MVA chief replies to bicyclists' objections
There was quite a bit of outrage in the Baltimore bicyclist community about my basically pro-bicyclist column in Monday's Sun. The column accurately quoted Buel Young, spokesman for the Motor Vehicle Administration, on the effects of the state's new law requiring motorists to maintain a 3-foot buffer when passing bicyclists.
Among the most outraged was local bicyclist Barry Childress, who fired off a letter essentally calling for Young's head on a platter (OK, slight exaggeration). The following is the reply he received from John T. Kuo, head of the MVA:
Dear Mr. Childress:
As follow up to our telephone conversation yesterday evening, thank you again for sharing your concerns regarding the statements attributed to the Maryland Motor Vehicle Administration (MVA) in Michael Dresser’s October 3, 2010 "Getting There" column entitled "New bicycle law codifies common sense, courtesy / But folks on two wheels have responsibilities, too." The article concerns the new law that requires a three-foot buffer when passing a bicycle.
This new law does not change or impact any other existing motor vehicle laws. A bicycle on the road is considered a vehicle and has exactly the same rights as any other vehicle on the road. In fact, Maryland Motor Vehicle Law states that "every person operating a bicycle or a motor scooter in a public bicycle area has the rights granted to and is subject to all the duties required of the driver of a vehicle by this title." In addition, all drivers have the responsibility to show due care as stated in Maryland Vehicle Law 21-504 to avoid colliding with any pedestrian.
The Motor Vehicle Administration (MVA) is committed to the safety of all vehicles on Maryland’s roads, including bicycles. Bicycles are part of the traffic scene, sharing the road with other users. In our public outreach efforts, we consistently emphasize the message of sharing the road. We urge drivers to look out for other vehicles, drawing particular attention to motorcycles, large trucks and bicycles.
Common sense and good judgment must prevail to insure the safe and practical use of the roadway for both vehicles and bicycles. In the state’s approved driver’s education curriculum, 15 miles an hour below the posted speed limit is used as a benchmark for impeding traffic. This information is only meant as a guideline and is not a legal requirement. Good judgment regarding the safety of all vehicles and individuals must always be exercised.

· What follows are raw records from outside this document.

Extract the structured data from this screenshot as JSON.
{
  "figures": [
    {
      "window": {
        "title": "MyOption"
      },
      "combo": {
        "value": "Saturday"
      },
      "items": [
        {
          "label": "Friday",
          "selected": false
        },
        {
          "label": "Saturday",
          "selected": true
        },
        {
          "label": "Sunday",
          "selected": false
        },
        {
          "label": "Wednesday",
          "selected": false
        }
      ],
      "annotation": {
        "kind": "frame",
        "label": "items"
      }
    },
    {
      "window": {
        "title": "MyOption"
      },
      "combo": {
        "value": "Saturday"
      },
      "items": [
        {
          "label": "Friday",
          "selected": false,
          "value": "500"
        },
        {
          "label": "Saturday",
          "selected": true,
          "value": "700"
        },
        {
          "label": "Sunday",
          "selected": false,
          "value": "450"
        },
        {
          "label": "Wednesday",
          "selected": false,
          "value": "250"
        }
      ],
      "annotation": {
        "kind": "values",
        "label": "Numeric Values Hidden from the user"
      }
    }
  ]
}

The MVA is currently in the process of revising The Maryland Driver’s Handbook and has reached out to the bicycling community through the Maryland Department of Transportation’s Office of Bicycle and Pedestrian Access. The new handbook should be published next year and will have updated information relating to the laws for bicyclists and drivers. The MVA will constantly work to provide the public with the best possible information regarding driver and vehicle safety, not only as it relates to specific motor vehicle laws but also to recommended best practices.

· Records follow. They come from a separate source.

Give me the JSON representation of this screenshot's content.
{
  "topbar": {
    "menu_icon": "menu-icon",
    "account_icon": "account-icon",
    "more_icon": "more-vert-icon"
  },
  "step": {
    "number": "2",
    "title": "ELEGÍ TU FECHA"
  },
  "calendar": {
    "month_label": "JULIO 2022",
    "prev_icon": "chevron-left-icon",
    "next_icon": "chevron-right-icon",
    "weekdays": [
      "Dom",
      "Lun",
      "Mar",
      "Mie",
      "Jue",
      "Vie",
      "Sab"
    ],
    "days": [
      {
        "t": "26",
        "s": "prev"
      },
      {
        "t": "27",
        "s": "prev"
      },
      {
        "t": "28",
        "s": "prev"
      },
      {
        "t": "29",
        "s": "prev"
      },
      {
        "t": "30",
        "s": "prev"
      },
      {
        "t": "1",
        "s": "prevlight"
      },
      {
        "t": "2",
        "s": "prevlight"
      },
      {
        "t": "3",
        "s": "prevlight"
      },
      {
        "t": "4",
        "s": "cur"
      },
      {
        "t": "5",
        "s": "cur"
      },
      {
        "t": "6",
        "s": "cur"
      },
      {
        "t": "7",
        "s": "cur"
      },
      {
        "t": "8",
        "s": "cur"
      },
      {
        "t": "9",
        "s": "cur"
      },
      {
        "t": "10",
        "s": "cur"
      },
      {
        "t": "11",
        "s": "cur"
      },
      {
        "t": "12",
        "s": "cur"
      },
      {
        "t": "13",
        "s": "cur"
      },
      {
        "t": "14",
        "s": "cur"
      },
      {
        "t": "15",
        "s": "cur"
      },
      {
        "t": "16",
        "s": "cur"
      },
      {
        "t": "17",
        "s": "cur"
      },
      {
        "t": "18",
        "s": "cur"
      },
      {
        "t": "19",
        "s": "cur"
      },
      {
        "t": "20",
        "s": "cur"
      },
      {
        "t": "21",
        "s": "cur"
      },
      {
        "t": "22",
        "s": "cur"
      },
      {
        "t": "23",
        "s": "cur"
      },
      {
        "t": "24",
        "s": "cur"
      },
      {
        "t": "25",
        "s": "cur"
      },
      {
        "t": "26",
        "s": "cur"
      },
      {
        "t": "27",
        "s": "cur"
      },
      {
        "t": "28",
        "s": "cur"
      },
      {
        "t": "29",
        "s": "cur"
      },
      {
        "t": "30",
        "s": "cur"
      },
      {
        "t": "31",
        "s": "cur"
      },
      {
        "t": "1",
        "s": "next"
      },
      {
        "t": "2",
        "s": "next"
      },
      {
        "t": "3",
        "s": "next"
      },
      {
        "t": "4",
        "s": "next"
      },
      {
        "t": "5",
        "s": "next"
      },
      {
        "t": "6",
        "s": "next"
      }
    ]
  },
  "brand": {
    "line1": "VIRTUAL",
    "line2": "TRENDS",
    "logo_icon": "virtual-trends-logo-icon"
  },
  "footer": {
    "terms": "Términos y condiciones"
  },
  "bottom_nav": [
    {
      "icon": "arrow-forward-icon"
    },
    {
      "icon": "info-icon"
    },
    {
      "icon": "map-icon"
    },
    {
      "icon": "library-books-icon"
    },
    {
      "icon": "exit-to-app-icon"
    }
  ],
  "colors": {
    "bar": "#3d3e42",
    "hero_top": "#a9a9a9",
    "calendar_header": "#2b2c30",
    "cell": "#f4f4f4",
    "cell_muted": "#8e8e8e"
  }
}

As we discussed and agreed, all vehicles operating on our roadways should exercise an abundance of caution and courtesy at all times to help prevent accidents. If you have any questions or would like to discuss further, please do not hesitate to contact directly at anytime.
John T. Kuo
Maryland Motor Vehicle Administration